Scientific work must not be considered from the point of view of the direct usefulness of it. It must be done for itself, for the usefulness of science, and then there is always that chance that a scientific discovery may become like the radium: a benefit.
Marie Curie was born on Novermber 7, 1867 in Warsaw, Poland. She was born into a family with 5 other siblings. Her parents were both teachers. Her father was a science teacher and supplemented her education at school. she was involved in a student run revolutionary organization. In 1891 she left Poland after it fell to Russia. In Paris, she continued her studies at the Sorbonne. She received Licenciateships in physics and mathematical sciences. In 1894, she met Pierre Curie a professor in the school of physics. Later on, they would marry and have three children.
Marie's inspiration was the rays that were discovered by Roenfghen and Henri Becquerel. Roenfghen is credited for the discovery of x-rays and Becquerel for rays given off by Uranium. Marie began to further discover these rays. When examining the material called Pitchelende she thought she was finding rays of Uranium. Surprisingly, she found many more rays than expected. After working for many hours in the lab with her husband, they found out there were two new elements in the substance. One element was named Polonium after her birthplace, Poland. The other element that she found was named Radium due to the fact that it gave off so many rays. Her and her husband developed the term "radioactivity" to describe the characteristic some elements have when they emit rays.
In 1903, Marie and Pierre won the Nobel prize in physics for their work in radiation. At this time, Marie was the only women in history to win a Nobel prize in physics. In 1911, Marie won the Nobel prize in chemistry due to her discovery of two new elements. This made her the only person in history to win two Nobel prizes in more than one field.

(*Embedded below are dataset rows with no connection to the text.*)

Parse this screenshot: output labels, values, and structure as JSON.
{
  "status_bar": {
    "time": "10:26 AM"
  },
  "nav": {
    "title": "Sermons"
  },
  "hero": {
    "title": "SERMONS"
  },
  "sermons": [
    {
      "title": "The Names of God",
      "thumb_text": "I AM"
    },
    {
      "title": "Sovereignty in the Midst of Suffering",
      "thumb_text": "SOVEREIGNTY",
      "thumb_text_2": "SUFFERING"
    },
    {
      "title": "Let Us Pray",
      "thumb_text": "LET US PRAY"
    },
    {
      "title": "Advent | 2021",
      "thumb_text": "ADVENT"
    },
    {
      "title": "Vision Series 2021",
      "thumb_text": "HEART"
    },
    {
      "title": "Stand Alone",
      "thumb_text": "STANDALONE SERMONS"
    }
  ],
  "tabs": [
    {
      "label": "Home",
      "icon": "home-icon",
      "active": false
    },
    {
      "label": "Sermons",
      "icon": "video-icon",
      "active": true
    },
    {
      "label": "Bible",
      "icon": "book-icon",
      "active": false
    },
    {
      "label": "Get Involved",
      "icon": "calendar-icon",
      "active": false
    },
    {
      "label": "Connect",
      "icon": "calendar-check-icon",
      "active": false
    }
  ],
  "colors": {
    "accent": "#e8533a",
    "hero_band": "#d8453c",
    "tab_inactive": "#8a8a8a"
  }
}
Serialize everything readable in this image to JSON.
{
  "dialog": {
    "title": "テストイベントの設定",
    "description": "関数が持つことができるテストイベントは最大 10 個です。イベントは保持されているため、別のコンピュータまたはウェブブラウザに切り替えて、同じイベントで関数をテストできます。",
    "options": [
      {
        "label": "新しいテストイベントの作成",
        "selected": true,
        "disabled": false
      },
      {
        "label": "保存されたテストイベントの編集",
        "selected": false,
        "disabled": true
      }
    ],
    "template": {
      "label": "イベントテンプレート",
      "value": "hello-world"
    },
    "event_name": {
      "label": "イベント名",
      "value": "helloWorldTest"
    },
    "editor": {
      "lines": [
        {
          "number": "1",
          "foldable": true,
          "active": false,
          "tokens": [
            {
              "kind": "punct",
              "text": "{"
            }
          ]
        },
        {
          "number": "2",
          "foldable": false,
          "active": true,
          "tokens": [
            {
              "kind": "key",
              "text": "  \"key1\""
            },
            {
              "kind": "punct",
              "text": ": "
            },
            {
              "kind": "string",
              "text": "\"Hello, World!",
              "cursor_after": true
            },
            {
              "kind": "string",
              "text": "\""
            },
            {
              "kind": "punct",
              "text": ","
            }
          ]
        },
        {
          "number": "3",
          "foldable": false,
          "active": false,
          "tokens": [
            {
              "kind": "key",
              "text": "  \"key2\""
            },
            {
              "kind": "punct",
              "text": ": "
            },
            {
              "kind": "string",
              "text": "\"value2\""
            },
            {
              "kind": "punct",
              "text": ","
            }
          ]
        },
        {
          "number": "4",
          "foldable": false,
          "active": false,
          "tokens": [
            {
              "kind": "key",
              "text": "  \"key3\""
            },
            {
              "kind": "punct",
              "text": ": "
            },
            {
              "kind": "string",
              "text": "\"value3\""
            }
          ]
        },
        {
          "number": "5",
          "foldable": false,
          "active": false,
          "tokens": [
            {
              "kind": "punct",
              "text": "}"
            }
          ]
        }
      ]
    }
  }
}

HER WAR EFFORTS.
Marie Curie's research concluded the x-ray can help determine an injury in a wounded soldier. She noticed there were not enough x-ray machines to supply every hospital with enough equipment. She came up with an idea. Marie Curie told doctors that x-ray machines can be shared by hospitals if they are properly placed in a truck and used correctly. Marie was responsible for training doctors on how to use the equipment and installed many. These trucks are better known as petites Curies. It is believed that this invention saved the lives of over 1,000,000 soldiers in WWI.
Marie died July 4, 1934. She died from overexposure of radiation from her experiments and her work with x-rays. Due to such a devastating death, as of today there are many safety measures to keep scientists safe from exposure and other harmful chemicals.